- [TASK OBJECTIVE] One number is the whole answer: the tally of lines in the records that include the word "calculation".

Dataset entries
● ● ● ● ● ● ●

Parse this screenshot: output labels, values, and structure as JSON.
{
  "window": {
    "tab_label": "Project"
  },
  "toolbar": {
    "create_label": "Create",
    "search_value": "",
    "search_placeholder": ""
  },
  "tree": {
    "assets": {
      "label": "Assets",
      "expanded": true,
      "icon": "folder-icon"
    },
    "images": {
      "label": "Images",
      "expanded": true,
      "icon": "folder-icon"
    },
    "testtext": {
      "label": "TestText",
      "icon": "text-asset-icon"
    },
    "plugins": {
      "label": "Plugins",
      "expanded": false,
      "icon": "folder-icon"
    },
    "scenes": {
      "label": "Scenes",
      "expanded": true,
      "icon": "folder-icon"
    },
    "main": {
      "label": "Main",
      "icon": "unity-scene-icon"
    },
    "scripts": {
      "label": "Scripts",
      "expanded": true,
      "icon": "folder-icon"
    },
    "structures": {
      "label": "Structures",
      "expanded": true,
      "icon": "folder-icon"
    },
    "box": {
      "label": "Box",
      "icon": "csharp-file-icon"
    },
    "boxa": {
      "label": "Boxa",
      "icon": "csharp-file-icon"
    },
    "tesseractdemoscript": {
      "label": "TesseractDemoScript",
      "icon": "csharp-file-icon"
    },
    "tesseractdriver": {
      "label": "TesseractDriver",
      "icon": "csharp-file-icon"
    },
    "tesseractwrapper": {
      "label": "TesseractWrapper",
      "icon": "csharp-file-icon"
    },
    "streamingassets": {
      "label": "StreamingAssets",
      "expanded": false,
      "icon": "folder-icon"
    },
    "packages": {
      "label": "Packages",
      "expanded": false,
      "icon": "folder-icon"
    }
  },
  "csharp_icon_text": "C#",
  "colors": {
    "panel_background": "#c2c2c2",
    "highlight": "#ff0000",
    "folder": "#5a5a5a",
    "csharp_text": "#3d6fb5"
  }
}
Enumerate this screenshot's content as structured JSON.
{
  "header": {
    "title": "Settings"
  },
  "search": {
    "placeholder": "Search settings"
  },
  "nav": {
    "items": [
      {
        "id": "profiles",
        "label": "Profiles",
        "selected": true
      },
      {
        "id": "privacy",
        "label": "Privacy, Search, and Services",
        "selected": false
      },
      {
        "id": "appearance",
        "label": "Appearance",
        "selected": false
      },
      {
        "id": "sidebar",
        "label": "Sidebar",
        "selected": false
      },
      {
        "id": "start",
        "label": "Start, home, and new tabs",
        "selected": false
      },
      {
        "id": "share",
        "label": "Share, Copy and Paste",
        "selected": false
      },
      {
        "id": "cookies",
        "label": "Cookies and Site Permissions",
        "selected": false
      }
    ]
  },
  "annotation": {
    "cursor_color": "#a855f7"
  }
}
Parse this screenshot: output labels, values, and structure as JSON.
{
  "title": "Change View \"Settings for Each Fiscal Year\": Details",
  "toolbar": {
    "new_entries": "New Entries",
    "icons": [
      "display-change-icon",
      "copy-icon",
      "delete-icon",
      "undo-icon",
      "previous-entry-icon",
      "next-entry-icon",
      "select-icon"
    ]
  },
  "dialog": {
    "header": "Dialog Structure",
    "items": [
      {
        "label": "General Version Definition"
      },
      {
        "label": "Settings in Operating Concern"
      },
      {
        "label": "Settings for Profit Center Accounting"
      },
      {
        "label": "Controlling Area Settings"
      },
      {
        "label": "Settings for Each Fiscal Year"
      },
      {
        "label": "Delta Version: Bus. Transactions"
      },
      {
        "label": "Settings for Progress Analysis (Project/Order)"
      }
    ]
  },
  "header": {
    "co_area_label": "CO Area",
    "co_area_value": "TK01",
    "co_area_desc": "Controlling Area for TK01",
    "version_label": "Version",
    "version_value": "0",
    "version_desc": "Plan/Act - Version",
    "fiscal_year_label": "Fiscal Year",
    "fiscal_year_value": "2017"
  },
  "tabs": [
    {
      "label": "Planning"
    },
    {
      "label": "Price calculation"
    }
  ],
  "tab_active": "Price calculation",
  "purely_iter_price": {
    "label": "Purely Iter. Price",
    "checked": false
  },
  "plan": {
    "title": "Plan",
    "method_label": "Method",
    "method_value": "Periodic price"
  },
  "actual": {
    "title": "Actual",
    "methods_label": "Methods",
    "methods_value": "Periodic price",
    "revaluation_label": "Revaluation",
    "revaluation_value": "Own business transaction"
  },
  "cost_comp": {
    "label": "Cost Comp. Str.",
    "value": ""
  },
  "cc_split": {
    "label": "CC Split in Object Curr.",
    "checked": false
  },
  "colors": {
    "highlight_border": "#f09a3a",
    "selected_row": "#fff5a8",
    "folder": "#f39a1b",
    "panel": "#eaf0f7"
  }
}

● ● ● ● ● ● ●

- [FINAL ANSWER] 2